[App and web page records]
_____

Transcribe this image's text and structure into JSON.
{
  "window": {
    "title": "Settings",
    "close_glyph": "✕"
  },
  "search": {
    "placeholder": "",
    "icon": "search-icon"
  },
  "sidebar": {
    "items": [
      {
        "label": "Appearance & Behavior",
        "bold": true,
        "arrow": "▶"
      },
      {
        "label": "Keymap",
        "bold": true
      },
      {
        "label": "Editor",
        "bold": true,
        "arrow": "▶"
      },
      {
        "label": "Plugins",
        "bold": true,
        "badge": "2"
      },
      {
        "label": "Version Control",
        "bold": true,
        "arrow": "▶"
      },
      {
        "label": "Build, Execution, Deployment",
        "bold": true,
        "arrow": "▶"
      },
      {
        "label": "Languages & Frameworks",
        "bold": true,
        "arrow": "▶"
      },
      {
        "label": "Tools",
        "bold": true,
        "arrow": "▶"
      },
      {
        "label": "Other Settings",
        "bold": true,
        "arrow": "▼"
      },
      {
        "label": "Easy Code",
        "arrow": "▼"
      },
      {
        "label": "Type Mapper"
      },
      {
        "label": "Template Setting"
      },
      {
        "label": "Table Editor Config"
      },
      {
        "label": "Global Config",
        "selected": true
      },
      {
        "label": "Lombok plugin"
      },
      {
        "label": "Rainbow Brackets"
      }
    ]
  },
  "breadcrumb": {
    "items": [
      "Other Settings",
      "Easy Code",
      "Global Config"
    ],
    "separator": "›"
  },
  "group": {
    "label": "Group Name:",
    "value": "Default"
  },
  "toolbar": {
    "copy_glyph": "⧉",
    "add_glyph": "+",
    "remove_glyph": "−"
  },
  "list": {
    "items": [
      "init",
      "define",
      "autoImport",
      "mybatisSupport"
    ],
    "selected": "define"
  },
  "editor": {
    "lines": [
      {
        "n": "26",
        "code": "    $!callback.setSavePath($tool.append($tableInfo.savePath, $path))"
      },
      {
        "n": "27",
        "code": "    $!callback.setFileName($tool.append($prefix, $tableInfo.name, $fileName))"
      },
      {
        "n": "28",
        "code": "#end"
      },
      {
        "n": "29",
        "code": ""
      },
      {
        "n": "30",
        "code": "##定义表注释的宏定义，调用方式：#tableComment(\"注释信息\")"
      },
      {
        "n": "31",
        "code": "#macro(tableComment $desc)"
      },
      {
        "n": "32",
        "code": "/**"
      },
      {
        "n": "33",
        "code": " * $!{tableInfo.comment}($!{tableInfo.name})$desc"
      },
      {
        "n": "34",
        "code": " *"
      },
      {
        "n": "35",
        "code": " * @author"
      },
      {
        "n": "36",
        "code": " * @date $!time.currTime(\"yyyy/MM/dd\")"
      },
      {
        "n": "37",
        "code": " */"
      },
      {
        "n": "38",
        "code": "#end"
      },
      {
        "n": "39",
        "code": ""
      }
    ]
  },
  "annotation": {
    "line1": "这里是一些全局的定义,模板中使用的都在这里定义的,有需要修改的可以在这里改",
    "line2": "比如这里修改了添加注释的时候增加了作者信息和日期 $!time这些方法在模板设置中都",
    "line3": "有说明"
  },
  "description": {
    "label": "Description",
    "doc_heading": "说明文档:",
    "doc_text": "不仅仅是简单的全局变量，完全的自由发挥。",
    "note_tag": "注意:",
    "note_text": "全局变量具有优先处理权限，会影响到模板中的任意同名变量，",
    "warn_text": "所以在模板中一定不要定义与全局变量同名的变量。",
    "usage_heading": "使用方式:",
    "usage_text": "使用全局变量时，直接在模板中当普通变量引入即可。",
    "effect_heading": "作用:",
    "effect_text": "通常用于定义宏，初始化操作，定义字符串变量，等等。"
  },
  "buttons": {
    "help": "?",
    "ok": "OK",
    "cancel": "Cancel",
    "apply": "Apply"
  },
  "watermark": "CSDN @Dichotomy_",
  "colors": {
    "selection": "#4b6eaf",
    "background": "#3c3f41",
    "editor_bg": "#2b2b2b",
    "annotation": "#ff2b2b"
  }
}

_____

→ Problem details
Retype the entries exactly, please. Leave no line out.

→ Result for this task
Transcribe this image's text and structure into JSON.
{
  "window": {
    "title": "Settings",
    "close_glyph": "✕"
  },
  "search": {
    "placeholder": "",
    "icon": "search-icon"
  },
  "sidebar": {
    "items": [
      {
        "label": "Appearance & Behavior",
        "bold": true,
        "arrow": "▶"
      },
      {
        "label": "Keymap",
        "bold": true
      },
      {
        "label": "Editor",
        "bold": true,
        "arrow": "▶"
      },
      {
        "label": "Plugins",
        "bold": true,
        "badge": "2"
      },
      {
        "label": "Version Control",
        "bold": true,
        "arrow": "▶"
      },
      {
        "label": "Build, Execution, Deployment",
        "bold": true,
        "arrow": "▶"
      },
      {
        "label": "Languages & Frameworks",
        "bold": true,
        "arrow": "▶"
      },
      {
        "label": "Tools",
        "bold": true,
        "arrow": "▶"
      },
      {
        "label": "Other Settings",
        "bold": true,
        "arrow": "▼"
      },
      {
        "label": "Easy Code",
        "arrow": "▼"
      },
      {
        "label": "Type Mapper"
      },
      {
        "label": "Template Setting"
      },
      {
        "label": "Table Editor Config"
      },
      {
        "label": "Global Config",
        "selected": true
      },
      {
        "label": "Lombok plugin"
      },
      {
        "label": "Rainbow Brackets"
      }
    ]
  },
  "breadcrumb": {
    "items": [
      "Other Settings",
      "Easy Code",
      "Global Config"
    ],
    "separator": "›"
  },
  "group": {
    "label": "Group Name:",
    "value": "Default"
  },
  "toolbar": {
    "copy_glyph": "⧉",
    "add_glyph": "+",
    "remove_glyph": "−"
  },
  "list": {
    "items": [
      "init",
      "define",
      "autoImport",
      "mybatisSupport"
    ],
    "selected": "define"
  },
  "editor": {
    "lines": [
      {
        "n": "26",
        "code": "    $!callback.setSavePath($tool.append($tableInfo.savePath, $path))"
      },
      {
        "n": "27",
        "code": "    $!callback.setFileName($tool.append($prefix, $tableInfo.name, $fileName))"
      },
      {
        "n": "28",
        "code": "#end"
      },
      {
        "n": "29",
        "code": ""
      },
      {
        "n": "30",
        "code": "##定义表注释的宏定义，调用方式：#tableComment(\"注释信息\")"
      },
      {
        "n": "31",
        "code": "#macro(tableComment $desc)"
      },
      {
        "n": "32",
        "code": "/**"
      },
      {
        "n": "33",
        "code": " * $!{tableInfo.comment}($!{tableInfo.name})$desc"
      },
      {
        "n": "34",
        "code": " *"
      },
      {
        "n": "35",
        "code": " * @author"
      },
      {
        "n": "36",
        "code": " * @date $!time.currTime(\"yyyy/MM/dd\")"
      },
      {
        "n": "37",
        "code": " */"
      },
      {
        "n": "38",
        "code": "#end"
      },
      {
        "n": "39",
        "code": ""
      }
    ]
  },
  "annotation": {
    "line1": "这里是一些全局的定义,模板中使用的都在这里定义的,有需要修改的可以在这里改",
    "line2": "比如这里修改了添加注释的时候增加了作者信息和日期 $!time这些方法在模板设置中都",
    "line3": "有说明"
  },
  "description": {
    "label": "Description",
    "doc_heading": "说明文档:",
    "doc_text": "不仅仅是简单的全局变量，完全的自由发挥。",
    "note_tag": "注意:",
    "note_text": "全局变量具有优先处理权限，会影响到模板中的任意同名变量，",
    "warn_text": "所以在模板中一定不要定义与全局变量同名的变量。",
    "usage_heading": "使用方式:",
    "usage_text": "使用全局变量时，直接在模板中当普通变量引入即可。",
    "effect_heading": "作用:",
    "effect_text": "通常用于定义宏，初始化操作，定义字符串变量，等等。"
  },
  "buttons": {
    "help": "?",
    "ok": "OK",
    "cancel": "Cancel",
    "apply": "Apply"
  },
  "watermark": "CSDN @Dichotomy_",
  "colors": {
    "selection": "#4b6eaf",
    "background": "#3c3f41",
    "editor_bg": "#2b2b2b",
    "annotation": "#ff2b2b"
  }
}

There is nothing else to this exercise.